source
. If

0
=
source
, resonance occurs and a surge is consequently generated. Such surges are possible in
long power lines that operate at voltages of 330 kV or higher. Resonance at the fundamental
frequency can also occur if one of the phases of a three-phase AC line is interrupted and
grounded and a lightly loaded transformer is connected to the end of the line (Figure 3,a). At
higher harmonics, a resonance can occur, for example, if there is a single-phase or two-phase
short circuit to ground in a line fed from a salient-pole generator. During such short circuits,
higher harmonics of the voltage appear at the terminals of the generator. These harmonics can
cause resonance in the circuit that consists of the inductance of the generator and the capacitance
of the undamaged phases of the line. In nonsalientpole generators and in generators equipped
with damper windings, surges of this type do not arise.

Figure 3. Interruption and grounding of one phase of a three-phase line that feeds a lightly loaded
transformer: (a) three-phase circuit, (b) equivalent single-phase circuit; (U
ph
) phase voltage, (Tr)
transformer, (L) inductance of transformer windings, (C) capacitance of line, (U
max
) maximum
value of voltage
System-generated voltage surges usually do not present a danger to the insulation of electric
equipment that is operated at 220 kV or less; lightning surges are a more important factor for
such equipment. For equipment operated at or above 330 kV it becomes necessary to limit
system-generated voltage surges. A lowering of switching surges can be achieved by using
specially designed valve dischargers, by using switches equipped with shunt resistors, and by
controlling the moment of switching. To limit the surges that occur under steady-state
conditions, electric shunt reactors are also used.
Lightning surges. Lightning surges are voltage surges that are associated with lightning
discharges either directly into the current-carrying parts of electric equipment (direct-strike
surges) or into the ground adjacent to the equipment (induced surges). In a direct strike all of the

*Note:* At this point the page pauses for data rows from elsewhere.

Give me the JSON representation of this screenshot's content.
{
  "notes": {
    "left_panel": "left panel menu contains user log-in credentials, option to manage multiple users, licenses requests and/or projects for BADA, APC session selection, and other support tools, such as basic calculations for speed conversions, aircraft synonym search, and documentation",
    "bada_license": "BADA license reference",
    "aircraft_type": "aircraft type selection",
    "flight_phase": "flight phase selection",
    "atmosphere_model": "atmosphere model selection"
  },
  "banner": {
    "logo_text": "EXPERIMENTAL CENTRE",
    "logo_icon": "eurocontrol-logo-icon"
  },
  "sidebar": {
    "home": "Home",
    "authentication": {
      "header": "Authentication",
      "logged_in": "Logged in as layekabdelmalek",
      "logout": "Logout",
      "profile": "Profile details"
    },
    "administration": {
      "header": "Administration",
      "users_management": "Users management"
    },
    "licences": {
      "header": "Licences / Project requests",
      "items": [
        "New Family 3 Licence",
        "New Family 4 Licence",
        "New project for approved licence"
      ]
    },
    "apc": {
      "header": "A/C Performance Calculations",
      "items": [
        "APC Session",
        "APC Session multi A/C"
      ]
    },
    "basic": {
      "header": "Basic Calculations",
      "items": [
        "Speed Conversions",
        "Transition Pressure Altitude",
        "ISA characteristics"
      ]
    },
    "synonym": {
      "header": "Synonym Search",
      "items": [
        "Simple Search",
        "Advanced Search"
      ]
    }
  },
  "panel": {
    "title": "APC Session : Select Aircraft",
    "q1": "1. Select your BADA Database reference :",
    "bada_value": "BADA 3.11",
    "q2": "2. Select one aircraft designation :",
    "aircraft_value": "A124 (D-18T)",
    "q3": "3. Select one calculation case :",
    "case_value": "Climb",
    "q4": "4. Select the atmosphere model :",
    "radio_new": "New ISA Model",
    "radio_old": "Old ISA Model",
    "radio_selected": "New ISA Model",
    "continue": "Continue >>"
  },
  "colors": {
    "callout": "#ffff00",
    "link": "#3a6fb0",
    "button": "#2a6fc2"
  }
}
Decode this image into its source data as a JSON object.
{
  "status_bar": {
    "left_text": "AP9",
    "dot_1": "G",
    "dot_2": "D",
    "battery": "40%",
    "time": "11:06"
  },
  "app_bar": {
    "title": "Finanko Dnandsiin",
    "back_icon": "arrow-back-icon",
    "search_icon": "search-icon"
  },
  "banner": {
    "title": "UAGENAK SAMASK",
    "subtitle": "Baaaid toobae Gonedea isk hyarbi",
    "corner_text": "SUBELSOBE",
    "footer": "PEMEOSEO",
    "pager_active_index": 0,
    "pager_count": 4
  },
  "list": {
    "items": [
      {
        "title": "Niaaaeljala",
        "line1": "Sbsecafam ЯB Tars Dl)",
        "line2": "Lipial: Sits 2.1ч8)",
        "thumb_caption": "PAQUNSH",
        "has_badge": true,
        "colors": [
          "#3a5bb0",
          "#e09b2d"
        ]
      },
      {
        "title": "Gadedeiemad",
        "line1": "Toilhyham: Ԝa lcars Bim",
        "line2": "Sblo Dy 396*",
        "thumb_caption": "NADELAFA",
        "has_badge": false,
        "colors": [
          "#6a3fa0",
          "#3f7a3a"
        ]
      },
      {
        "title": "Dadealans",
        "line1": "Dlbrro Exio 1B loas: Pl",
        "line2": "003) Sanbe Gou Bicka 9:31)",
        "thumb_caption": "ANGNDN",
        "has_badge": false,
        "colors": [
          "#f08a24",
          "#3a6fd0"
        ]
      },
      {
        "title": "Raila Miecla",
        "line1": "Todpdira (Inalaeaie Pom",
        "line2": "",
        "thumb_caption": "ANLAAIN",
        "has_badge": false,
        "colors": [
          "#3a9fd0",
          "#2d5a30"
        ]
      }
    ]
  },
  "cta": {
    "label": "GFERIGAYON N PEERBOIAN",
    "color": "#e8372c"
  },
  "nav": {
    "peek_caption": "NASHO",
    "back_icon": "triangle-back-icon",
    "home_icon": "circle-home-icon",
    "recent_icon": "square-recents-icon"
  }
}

lightning current passes into the ground through the struck object. The voltage drop across the
resistance of the object also creates a surge that can be as great as several megavolts. The
duration of voltage surge caused by a direct lightning stroke is smallof the order of several
tens of microseconds. It is possible, however, for several lightning discharges to follow the same
path. The insulation of very high voltage electric equipment is not capable of withstanding a
direct lightning stroke. For reliable operation of the equipment it is necessary to implement a
number of protective measures. Induced surges arise in the wires of power lines as a result of an
abrupt change in the electromagnetic field near the ground at the time of a lightning stroke. The
amplitude of the induced surges usually does not exceed 400500 kV; such surges present a
danger only to equipment with a voltage rating of 35 kV or less.